[Given data — start]

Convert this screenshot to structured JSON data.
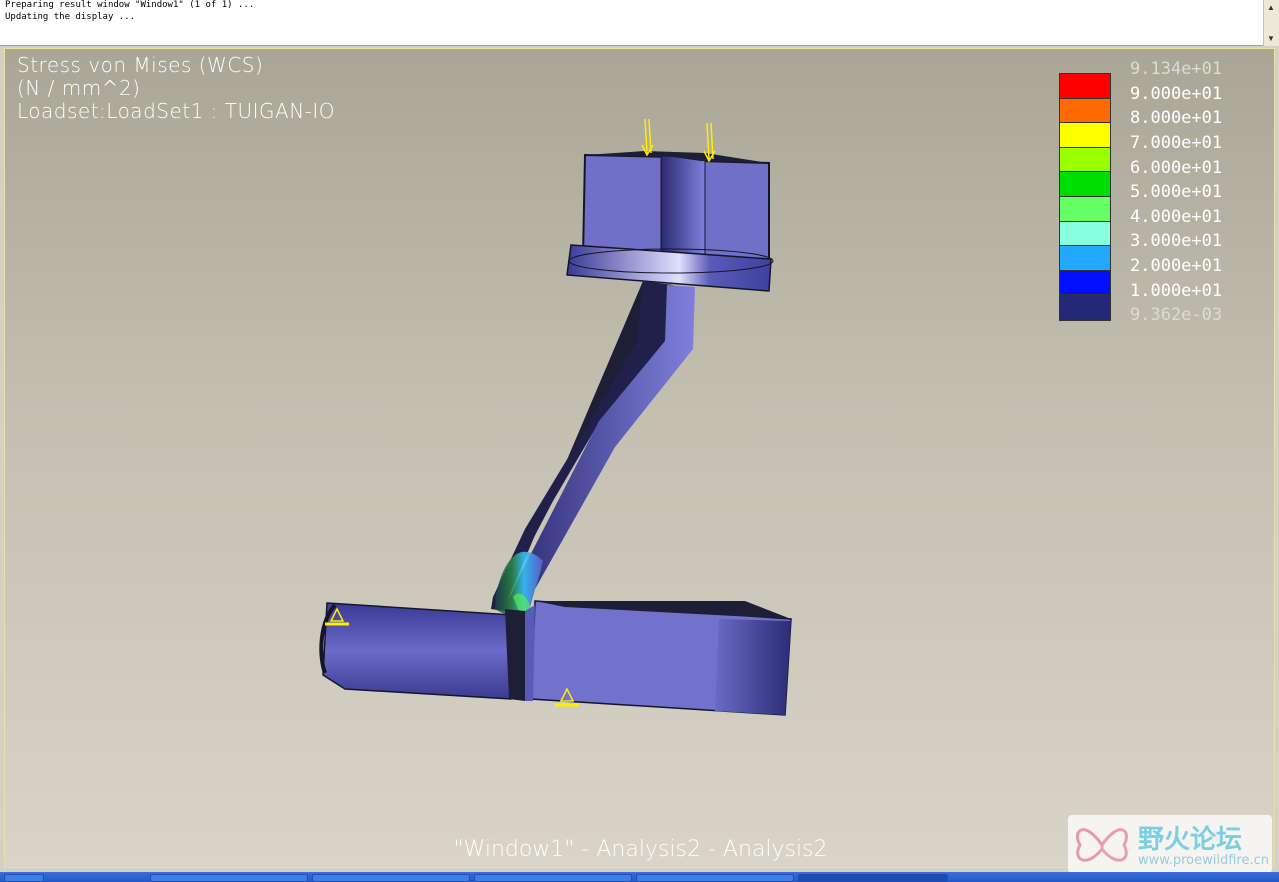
{
  "messages": {
    "line1": "Preparing result window \"Window1\" (1 of 1) ...",
    "line2": "Updating the display ..."
  },
  "overlay": {
    "title_line1": "Stress von Mises (WCS)",
    "title_line2": "(N / mm^2)",
    "title_line3": "Loadset:LoadSet1 :  TUIGAN-IO"
  },
  "legend": {
    "labels": [
      "9.134e+01",
      "9.000e+01",
      "8.000e+01",
      "7.000e+01",
      "6.000e+01",
      "5.000e+01",
      "4.000e+01",
      "3.000e+01",
      "2.000e+01",
      "1.000e+01",
      "9.362e-03"
    ],
    "colors": [
      "#ff0000",
      "#ff6a00",
      "#ffff00",
      "#9aff00",
      "#00dd00",
      "#66ff66",
      "#88ffdd",
      "#22a8ff",
      "#0010ff",
      "#252878"
    ]
  },
  "footer": {
    "text": "\"Window1\"  -  Analysis2  -  Analysis2"
  },
  "watermark": {
    "brand": "野火论坛",
    "url": "www.proewildfire.cn"
  },
  "colors": {
    "model_main": "#7070c8",
    "model_dark": "#1e1e36",
    "constraint": "#ffee00"
  }
}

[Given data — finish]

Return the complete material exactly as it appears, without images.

Convert this screenshot to structured JSON data.
{
  "messages": {
    "line1": "Preparing result window \"Window1\" (1 of 1) ...",
    "line2": "Updating the display ..."
  },
  "overlay": {
    "title_line1": "Stress von Mises (WCS)",
    "title_line2": "(N / mm^2)",
    "title_line3": "Loadset:LoadSet1 :  TUIGAN-IO"
  },
  "legend": {
    "labels": [
      "9.134e+01",
      "9.000e+01",
      "8.000e+01",
      "7.000e+01",
      "6.000e+01",
      "5.000e+01",
      "4.000e+01",
      "3.000e+01",
      "2.000e+01",
      "1.000e+01",
      "9.362e-03"
    ],
    "colors": [
      "#ff0000",
      "#ff6a00",
      "#ffff00",
      "#9aff00",
      "#00dd00",
      "#66ff66",
      "#88ffdd",
      "#22a8ff",
      "#0010ff",
      "#252878"
    ]
  },
  "footer": {
    "text": "\"Window1\"  -  Analysis2  -  Analysis2"
  },
  "watermark": {
    "brand": "野火论坛",
    "url": "www.proewildfire.cn"
  },
  "colors": {
    "model_main": "#7070c8",
    "model_dark": "#1e1e36",
    "constraint": "#ffee00"
  }
}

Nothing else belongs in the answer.